Starting the new semester on the right foot can set the tone for the rest of the academic year. Some students are amped up to crush their goals, buoyed by the hopeful energy of the new year. However, as many students and non-students know, the vast majority of new year’s resolutions languish by February. Far too many students follow a cyclical rise and fall during the school year – rotating between high intensity, high motivation days then lapsing into old routines of procrastination and mediocre performance. So, it’s not simply the start of the semester that matters; it’s also the sustainability of that initial push toward one’s year end goals.
The Sanskrit language has a fantastic word for this phenomenon: arambushura. It means one who is good at the beginning. The ancient Greeks had a similar idea when they coined the word mediocrity, which means one stuck between two rugged mountains. Isn’t that a wonderful image? A hiker takes off on a long journey, conquers the first test, but can’t muster the courage or the skill needed to conquer the next climb.
I imagine most students aren’t climbing mountains or thinking about sanskrit and greek on an average school day, but they are experiencing the same phenomenon as the ancients and the alpinists. Each day, a student had to recommit to the climb. They have to act daily on whatever goal they set out to accomplish. That sustained action is trickier in practice than in theory. So, how do we as parents and educators encourage students to stick with their new year’s resolutions and hit the ground running in January?
Here are some tips for getting off to a good start and sustaining this new baseline:
Get organized: Take some time to organize your schedule, materials, and workspace. Prime the environment for good decision making. Add visual cues for habits you want to instill this semester. Committing to preparation daily can make you feel more in control and make it easier to keep track of your responsibilities.

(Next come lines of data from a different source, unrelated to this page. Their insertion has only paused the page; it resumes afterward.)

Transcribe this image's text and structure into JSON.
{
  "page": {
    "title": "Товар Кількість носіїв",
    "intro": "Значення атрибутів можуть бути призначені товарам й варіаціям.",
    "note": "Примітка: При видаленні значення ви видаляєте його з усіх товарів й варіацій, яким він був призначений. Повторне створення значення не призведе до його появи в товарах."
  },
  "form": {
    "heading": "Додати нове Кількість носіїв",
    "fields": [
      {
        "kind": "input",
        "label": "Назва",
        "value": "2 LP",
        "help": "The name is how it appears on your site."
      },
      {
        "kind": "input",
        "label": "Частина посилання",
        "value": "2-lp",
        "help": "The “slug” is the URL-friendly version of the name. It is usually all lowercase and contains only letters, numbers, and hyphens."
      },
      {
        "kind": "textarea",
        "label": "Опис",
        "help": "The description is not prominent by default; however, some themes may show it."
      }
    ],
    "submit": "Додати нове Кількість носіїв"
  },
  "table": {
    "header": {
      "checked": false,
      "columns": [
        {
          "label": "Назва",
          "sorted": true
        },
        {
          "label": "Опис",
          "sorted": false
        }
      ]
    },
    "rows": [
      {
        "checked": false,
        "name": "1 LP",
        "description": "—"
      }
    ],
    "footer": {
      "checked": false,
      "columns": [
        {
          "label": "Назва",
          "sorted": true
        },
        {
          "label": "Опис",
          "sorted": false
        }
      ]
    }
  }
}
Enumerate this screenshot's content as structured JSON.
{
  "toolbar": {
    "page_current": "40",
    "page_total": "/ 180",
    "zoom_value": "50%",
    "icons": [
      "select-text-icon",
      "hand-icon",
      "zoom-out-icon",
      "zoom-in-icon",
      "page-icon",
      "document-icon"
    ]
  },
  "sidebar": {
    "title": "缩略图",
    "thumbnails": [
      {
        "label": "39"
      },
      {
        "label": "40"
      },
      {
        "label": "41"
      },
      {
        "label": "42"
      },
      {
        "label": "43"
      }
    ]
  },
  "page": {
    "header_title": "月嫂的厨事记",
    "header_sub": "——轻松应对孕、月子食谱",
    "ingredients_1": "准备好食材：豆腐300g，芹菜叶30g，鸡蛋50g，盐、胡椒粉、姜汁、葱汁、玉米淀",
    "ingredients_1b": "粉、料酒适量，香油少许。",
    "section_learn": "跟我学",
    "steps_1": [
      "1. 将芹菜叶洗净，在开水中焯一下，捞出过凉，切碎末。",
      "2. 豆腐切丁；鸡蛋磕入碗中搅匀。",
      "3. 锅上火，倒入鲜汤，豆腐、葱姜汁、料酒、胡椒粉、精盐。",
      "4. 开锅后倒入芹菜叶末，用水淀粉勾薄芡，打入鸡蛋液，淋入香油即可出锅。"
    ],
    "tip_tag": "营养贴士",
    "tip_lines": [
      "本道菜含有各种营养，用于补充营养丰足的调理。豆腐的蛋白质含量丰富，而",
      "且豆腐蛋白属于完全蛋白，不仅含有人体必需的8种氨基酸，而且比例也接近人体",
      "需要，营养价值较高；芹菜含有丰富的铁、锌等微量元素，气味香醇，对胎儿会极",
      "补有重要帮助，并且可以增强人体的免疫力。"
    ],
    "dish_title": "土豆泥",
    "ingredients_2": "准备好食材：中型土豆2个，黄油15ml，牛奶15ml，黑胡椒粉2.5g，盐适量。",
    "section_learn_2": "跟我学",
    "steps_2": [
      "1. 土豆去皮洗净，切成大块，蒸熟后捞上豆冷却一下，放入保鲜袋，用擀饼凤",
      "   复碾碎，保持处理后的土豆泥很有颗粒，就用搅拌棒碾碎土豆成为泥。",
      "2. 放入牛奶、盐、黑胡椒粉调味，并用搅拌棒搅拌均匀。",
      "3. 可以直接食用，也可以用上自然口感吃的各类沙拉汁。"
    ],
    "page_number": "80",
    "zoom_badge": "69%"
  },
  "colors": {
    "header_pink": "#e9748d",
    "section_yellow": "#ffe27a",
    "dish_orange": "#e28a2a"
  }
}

Keep Goals at the Forefront: Sometimes we forget what we committed to accomplishing. Capture your ambitions for the new year on paper (or in a digital format) and review it often. This will force you to clarify your intentions and act on them daily. Don’t ignore the obstacles, either. Think about what can prevent you from accomplishing your goals and have a plan to overcome those obstacles.
Get to know your professors: Social capital makes all the difference in the end. The more accountable and comfortable we feel about those around us, the better our baseline performance. Introduce yourself to your professors (if you haven’t done so already) and ask about their expectations for the course. Try to establish a rapport so you feel more comfortable asking for help as the semester becomes more difficult.
Manage your time effectively: Time management is key to success in college, high school, middle school, the working world, and pretty much anywhere else. Establish high quality habits and routines… and don’t miss twice. If you fail one day, work harder to get back on track tomorrow. Clarify the objective for the day, prioritize them accordingly, and have clear results in mind. We want to make sure we’re being productive, not just busy.
Take care of yourself: Make sure to get enough sleep, eat well, and stay active. Taking care of your physical and mental health can help you perform your best academically. So much of success in school is about what happens outside of the classroom.
The tips above with repetition will help any student not only have a better start to the semester but also sustain this new baseline when things get difficult. At Staying Ahead of the Game, we firmly believe that habits and systems driven by executive functioning skill research can help any student thrive in the modern day classroom. As the new semester begins, remind your child that organization, time management, study skills, and impression management form the foundation for every stellar school year.
Beyond the core four EF skills listed above, there is one more way you can help your student succeed this semester: academic coaching. Our flagship academic coaching program provides students with a one-on-one EF mentor who can provide accountability and guidance throughout the academic year. To learn more about this service, please view our free resources or reach out to us today.